Is GHB illegal?

GHB use is legal only when it is prescribed to someone for the treatment of narcolepsy. Other types of  possession, use, manufacture and sale carry heavy prison sentences and fines and disciplinary consequences at UCSC.

How do I help a friend who's having trouble with drugs?

If you are concerned about a friend's drug or alcohol use, this page contains helpful information about different ways to help them.

Resources at UCSC

Emergency response available 24 hours a day, 7 days a week.

Student Health Outreach & Promotion (SHOP)
SHOP provides confidential appointments for drug or alcohol concerns. SHOP is located in the Student Health Center, across the street from Colleges 9 & 10. As you walk up the ramp to the Health Center, SHOP is located in the building on your left, next to the Pharmacy.

Student Health Services
Confidential walk-in or appointment health care

Counseling & Psychological Services
CPS staff provides the UCSC community with a wide range of mental health services, including short-term individual and couples counseling, group counseling, crisis assessment and intervention, and referral services.

Resources in Santa Cruz

Recovery Wave
Santa Cruz County's Alcohol and Drug Abuse help pages. If you think that you, a family member, or a friend has an alcohol or drug problem, you've come to the right place.

Alcoholics Anonymous
Alcoholics Anonymous is a fellowship of men and women who share their experience, strength and hope with each other that they may solve their common problem and help others to recover from alcoholism.

The only requirement for membership is a desire to stop drinking. There are no dues or fees for A.A. membership; we are self-supporting through our own contributions. A.A. is not allied with any sect, denomination, politics, organization or institution; does not wish to engage in any controversy, neither endorses nor opposes any causes. Our primary purpose is to stay sober and help other alcoholics to achieve sobriety.

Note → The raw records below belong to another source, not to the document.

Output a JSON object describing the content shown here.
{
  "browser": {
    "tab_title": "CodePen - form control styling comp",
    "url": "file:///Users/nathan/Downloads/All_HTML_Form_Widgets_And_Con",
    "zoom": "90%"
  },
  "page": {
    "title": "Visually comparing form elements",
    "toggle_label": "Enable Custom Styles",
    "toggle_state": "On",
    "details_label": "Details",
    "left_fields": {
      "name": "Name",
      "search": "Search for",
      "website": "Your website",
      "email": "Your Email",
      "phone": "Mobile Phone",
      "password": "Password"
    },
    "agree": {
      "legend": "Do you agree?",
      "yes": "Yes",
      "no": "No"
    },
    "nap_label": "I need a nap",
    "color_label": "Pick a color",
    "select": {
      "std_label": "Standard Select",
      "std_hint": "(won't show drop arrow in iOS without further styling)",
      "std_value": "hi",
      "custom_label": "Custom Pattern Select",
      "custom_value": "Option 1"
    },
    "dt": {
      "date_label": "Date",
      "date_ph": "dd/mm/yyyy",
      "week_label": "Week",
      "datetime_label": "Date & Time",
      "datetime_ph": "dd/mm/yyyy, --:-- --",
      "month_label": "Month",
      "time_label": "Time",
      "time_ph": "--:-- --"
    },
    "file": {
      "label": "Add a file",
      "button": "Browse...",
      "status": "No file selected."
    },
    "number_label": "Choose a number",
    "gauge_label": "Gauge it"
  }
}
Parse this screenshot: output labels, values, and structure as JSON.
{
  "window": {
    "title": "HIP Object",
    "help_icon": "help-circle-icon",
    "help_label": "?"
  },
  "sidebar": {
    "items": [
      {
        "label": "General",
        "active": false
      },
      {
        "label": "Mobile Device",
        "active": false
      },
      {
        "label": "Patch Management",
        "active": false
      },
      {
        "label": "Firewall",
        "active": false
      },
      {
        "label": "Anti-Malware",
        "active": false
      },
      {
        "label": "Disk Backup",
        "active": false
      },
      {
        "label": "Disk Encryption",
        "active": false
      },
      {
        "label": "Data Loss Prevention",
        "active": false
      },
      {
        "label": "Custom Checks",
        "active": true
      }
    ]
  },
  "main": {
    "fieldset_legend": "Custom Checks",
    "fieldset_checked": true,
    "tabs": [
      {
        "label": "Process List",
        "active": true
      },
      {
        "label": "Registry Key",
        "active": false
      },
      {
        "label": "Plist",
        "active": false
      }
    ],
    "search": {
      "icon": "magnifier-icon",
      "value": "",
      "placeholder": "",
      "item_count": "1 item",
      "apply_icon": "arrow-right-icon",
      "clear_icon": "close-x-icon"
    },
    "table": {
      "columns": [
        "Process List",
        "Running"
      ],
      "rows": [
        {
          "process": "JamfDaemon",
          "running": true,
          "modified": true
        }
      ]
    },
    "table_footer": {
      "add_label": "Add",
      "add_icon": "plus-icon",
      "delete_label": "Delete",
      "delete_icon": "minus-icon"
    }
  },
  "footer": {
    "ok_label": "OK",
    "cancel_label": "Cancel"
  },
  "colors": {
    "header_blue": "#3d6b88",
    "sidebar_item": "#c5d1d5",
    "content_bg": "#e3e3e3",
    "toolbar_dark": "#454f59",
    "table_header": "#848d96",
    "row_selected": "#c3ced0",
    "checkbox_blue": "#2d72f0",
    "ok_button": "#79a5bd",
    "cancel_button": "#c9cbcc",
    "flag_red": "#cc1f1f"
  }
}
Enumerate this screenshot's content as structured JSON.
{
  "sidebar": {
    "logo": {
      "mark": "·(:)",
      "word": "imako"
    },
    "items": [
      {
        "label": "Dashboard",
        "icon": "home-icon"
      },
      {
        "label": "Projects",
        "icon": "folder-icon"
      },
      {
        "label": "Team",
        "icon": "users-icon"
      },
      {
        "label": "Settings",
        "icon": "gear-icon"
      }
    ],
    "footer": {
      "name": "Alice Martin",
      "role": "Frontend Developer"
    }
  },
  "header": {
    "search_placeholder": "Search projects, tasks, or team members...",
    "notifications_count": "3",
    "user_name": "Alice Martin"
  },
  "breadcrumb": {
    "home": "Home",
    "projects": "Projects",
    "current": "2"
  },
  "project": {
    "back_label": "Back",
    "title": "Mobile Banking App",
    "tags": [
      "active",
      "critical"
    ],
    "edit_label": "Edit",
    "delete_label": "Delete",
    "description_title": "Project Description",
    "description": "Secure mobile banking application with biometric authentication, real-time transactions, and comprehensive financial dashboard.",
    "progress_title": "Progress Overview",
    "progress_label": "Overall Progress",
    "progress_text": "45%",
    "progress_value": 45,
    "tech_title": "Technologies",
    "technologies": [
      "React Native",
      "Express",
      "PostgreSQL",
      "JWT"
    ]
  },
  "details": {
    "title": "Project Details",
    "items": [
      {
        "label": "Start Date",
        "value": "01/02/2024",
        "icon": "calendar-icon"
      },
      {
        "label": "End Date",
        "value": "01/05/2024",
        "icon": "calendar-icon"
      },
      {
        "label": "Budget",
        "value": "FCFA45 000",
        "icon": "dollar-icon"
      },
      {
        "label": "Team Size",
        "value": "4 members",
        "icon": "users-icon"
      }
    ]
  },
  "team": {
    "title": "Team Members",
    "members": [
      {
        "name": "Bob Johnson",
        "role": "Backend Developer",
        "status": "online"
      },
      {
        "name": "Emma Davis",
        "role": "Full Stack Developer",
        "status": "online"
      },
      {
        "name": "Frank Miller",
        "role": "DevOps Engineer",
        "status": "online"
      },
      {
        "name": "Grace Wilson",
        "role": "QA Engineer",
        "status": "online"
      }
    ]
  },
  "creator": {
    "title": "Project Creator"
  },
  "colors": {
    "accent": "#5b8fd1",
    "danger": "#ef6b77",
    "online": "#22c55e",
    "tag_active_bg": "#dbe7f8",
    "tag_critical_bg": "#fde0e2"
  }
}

Narcotics Anonymous
831-429-7436 HOTLINE (24 hour) 
Call for current open meeting schedules. Disabled Accessibility. 

Marijuana Anonymous
P.O. Box 1481
Santa Cruz, CA 95061 
SC Hotline/Meetings: 
Self-help (non-religious) fellowship group for those who cannot control their marijuana use and are experiencing adverse effects in other areas of their life. No fee is charged.



Links You Can Use

Project GHB 
This educational website provides information on the dangers of GHB, drugs that are similar to GHB and help for addiction.

Dance Safe
Dance Safe is a harm-reduction web site centered on drugs found in nightclubs and raves. The site offers drug information, a risk assessment, ecstasy testing kits and e-news.

National Clearinghouse for Alcohol and Dug Information 
NCADI provides alcohol and drug facts, research briefs and related resources. This is a link to a report on GHB abuse in the US.